The Idea grew very naturally. It first started as a big interest towards this particular film. I experimented with infrared film photography before, but it was quite a complicated procedure since I had to be concentrated and very careful with the film, due to the sensitivity of temperature. The final pictures disappointed me, as I struggled many times for a satisfying result. Later, I discovered this infrared-inspired film and I was so excited to try it out, not only to discover places one cannot see with naked eye but also to inspire others to photograph with this film. By writing the article for the Painters Palace, I hoped to inspire others to be creative and to advise about the elements needed for a photographic series.
You mentioned in your article that the series is all about “finding home during a melancholic transition period”. What does “home” mean to you?
Maybe it’s cheesy to say “Home is where the heart is”, but after searching where that might be, the saying made more sense to me. Home, is where you feel comfortable and where you can be yourself, without any filters. And having no “home” or a “steady base” at that time of my life, led me to this series, visually explaining that home is my imaginary bubble I have with my loved ones.
Why did you choose to shoot with the LomoChrome Purple for this particular project? How did it help you rediscover your hometown?
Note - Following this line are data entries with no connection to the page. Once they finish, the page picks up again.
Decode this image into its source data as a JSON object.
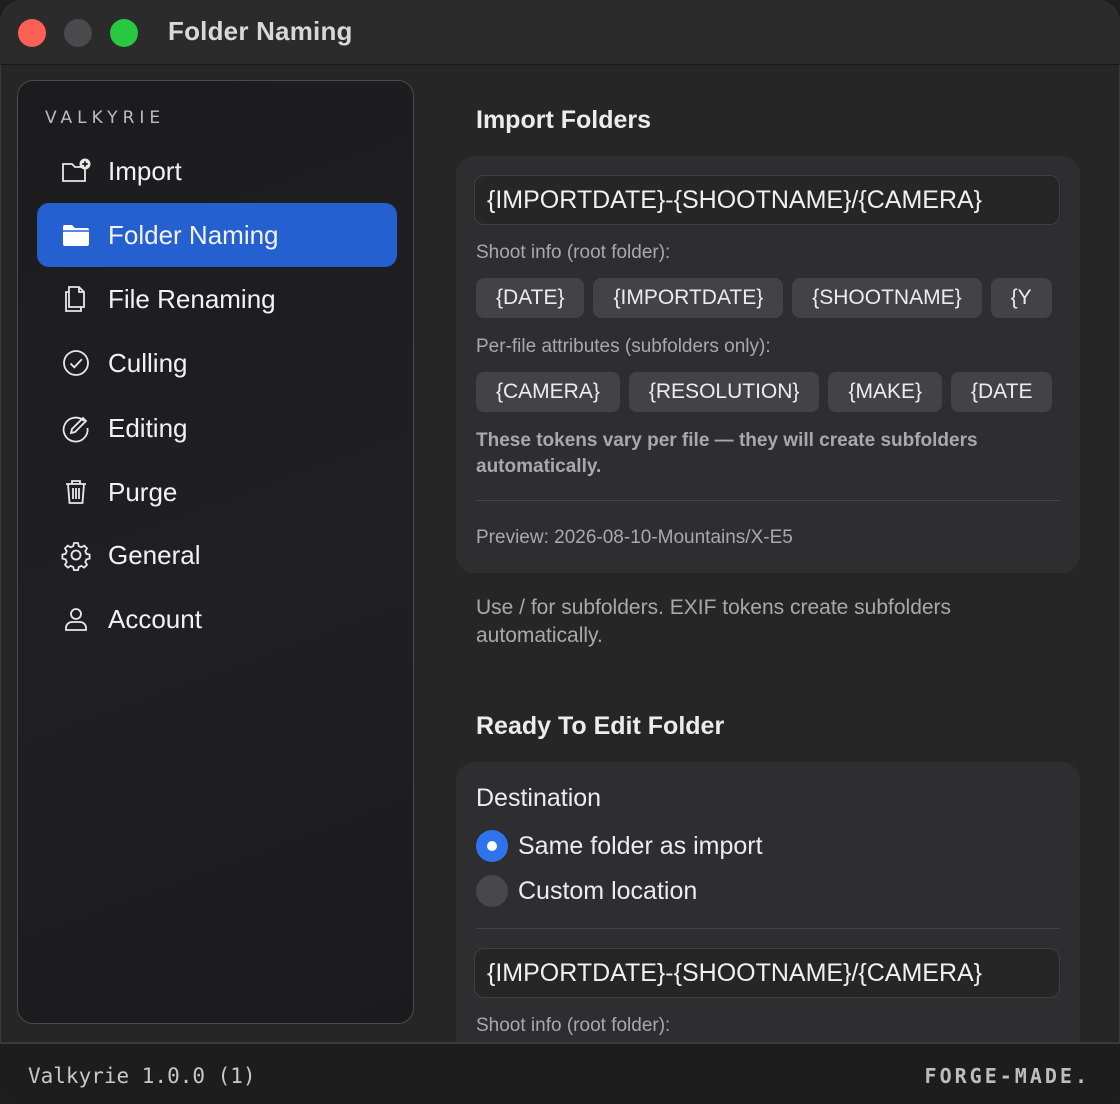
{
  "window": {
    "title": "Folder Naming"
  },
  "sidebar": {
    "brand": "VALKYRIE",
    "items": [
      {
        "label": "Import",
        "icon": "folder-plus-icon",
        "active": false
      },
      {
        "label": "Folder Naming",
        "icon": "folder-icon",
        "active": true
      },
      {
        "label": "File Renaming",
        "icon": "documents-icon",
        "active": false
      },
      {
        "label": "Culling",
        "icon": "checkmark-circle-icon",
        "active": false
      },
      {
        "label": "Editing",
        "icon": "edit-circle-icon",
        "active": false
      },
      {
        "label": "Purge",
        "icon": "trash-icon",
        "active": false
      },
      {
        "label": "General",
        "icon": "gear-icon",
        "active": false
      },
      {
        "label": "Account",
        "icon": "person-icon",
        "active": false
      }
    ]
  },
  "import_folders": {
    "title": "Import Folders",
    "pattern": "{IMPORTDATE}-{SHOOTNAME}/{CAMERA}",
    "shoot_info_label": "Shoot info (root folder):",
    "shoot_tokens": [
      "{DATE}",
      "{IMPORTDATE}",
      "{SHOOTNAME}",
      "{Y"
    ],
    "per_file_label": "Per-file attributes (subfolders only):",
    "per_file_tokens": [
      "{CAMERA}",
      "{RESOLUTION}",
      "{MAKE}",
      "{DATE"
    ],
    "note": "These tokens vary per file — they will create subfolders automatically.",
    "preview": "Preview: 2026-08-10-Mountains/X-E5",
    "help": "Use / for subfolders. EXIF tokens create subfolders automatically."
  },
  "ready_to_edit": {
    "title": "Ready To Edit Folder",
    "destination_label": "Destination",
    "options": [
      {
        "label": "Same folder as import",
        "selected": true
      },
      {
        "label": "Custom location",
        "selected": false
      }
    ],
    "pattern": "{IMPORTDATE}-{SHOOTNAME}/{CAMERA}",
    "shoot_info_label": "Shoot info (root folder):"
  },
  "footer": {
    "version": "Valkyrie 1.0.0 (1)",
    "maker": "FORGE-MADE."
  },
  "colors": {
    "accent": "#2560d1",
    "radio_on": "#2f74ec",
    "close": "#fe5f57",
    "zoom": "#28c840"
  }
}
After I shot the first LomoChrome Purple film, I suddenly had an urge to use this film more, but I couldn’t exactly explain why. During a melancholic period I had experienced, due to my long distance love relationship, I traveled a lot and I felt the need to document my emotions and feelings in my own way. That’s why I continued to shoot more intuitively with this particular film. Due to the cyan layer on the film, each weather condition makes the picture look completely different. Even if the sky is grey or the atmosphere is boring, due to the lack of sunlight, the film has the ability to change this dullness into dreamy settings. Especially in the lowland countries and Scandinavia, where the weather is rather emotionally numbing and grey, I needed to escape this soberness and create my own imaginary home, where I felt comfortable in. But, as I already explained in my article for the Painters Palace, I believe that this film is also good for any weather condition due to the sensitivity range of 100 till 400 ISO of the film.
I started to shoot with this film in March 2016 and It took me two years to understand what I was trying to tell myself. After many different selections and analyses of each photograph, it became clear to me: The lomochrome purple helped me to create my own imaginary world and helped me to get through the darker period of my life. The series Invisible Places, as it was originally called, developed itself into a personal ongoing series and the story is now titled Distant Bodies, Wired Souls.
Any favorite photo from this series? What makes them memorable for you?
Each photo from the series tells a little part of the story and is a memory by itself. So, the combination of all photographs satisfies me for the complete anecdote. But as the story continues, my narration will continue in the future, too. To see the full series, you can keep an eye on my website to see how the series and my photographic skills develop.
What’s next for Naninca Lemmens?
I know I have many other stories to tell that are still waiting to be expressed. After four years of technical education in photography, I still have an urge to grow as an artist. That’s why I am beginning a Master in Photography this year, in order to discover more techniques on how to express my true voice in this visual language, where no words are needed. And of course, I will keep on writing articles for the Painters Palace, to inspire others to do the same who want to grow as artists.
All photographs in this article were provided by Naninca Lemmens and were used here with permission. To see more photographs from her series Distant Bodies, Wired Souls, visit her website.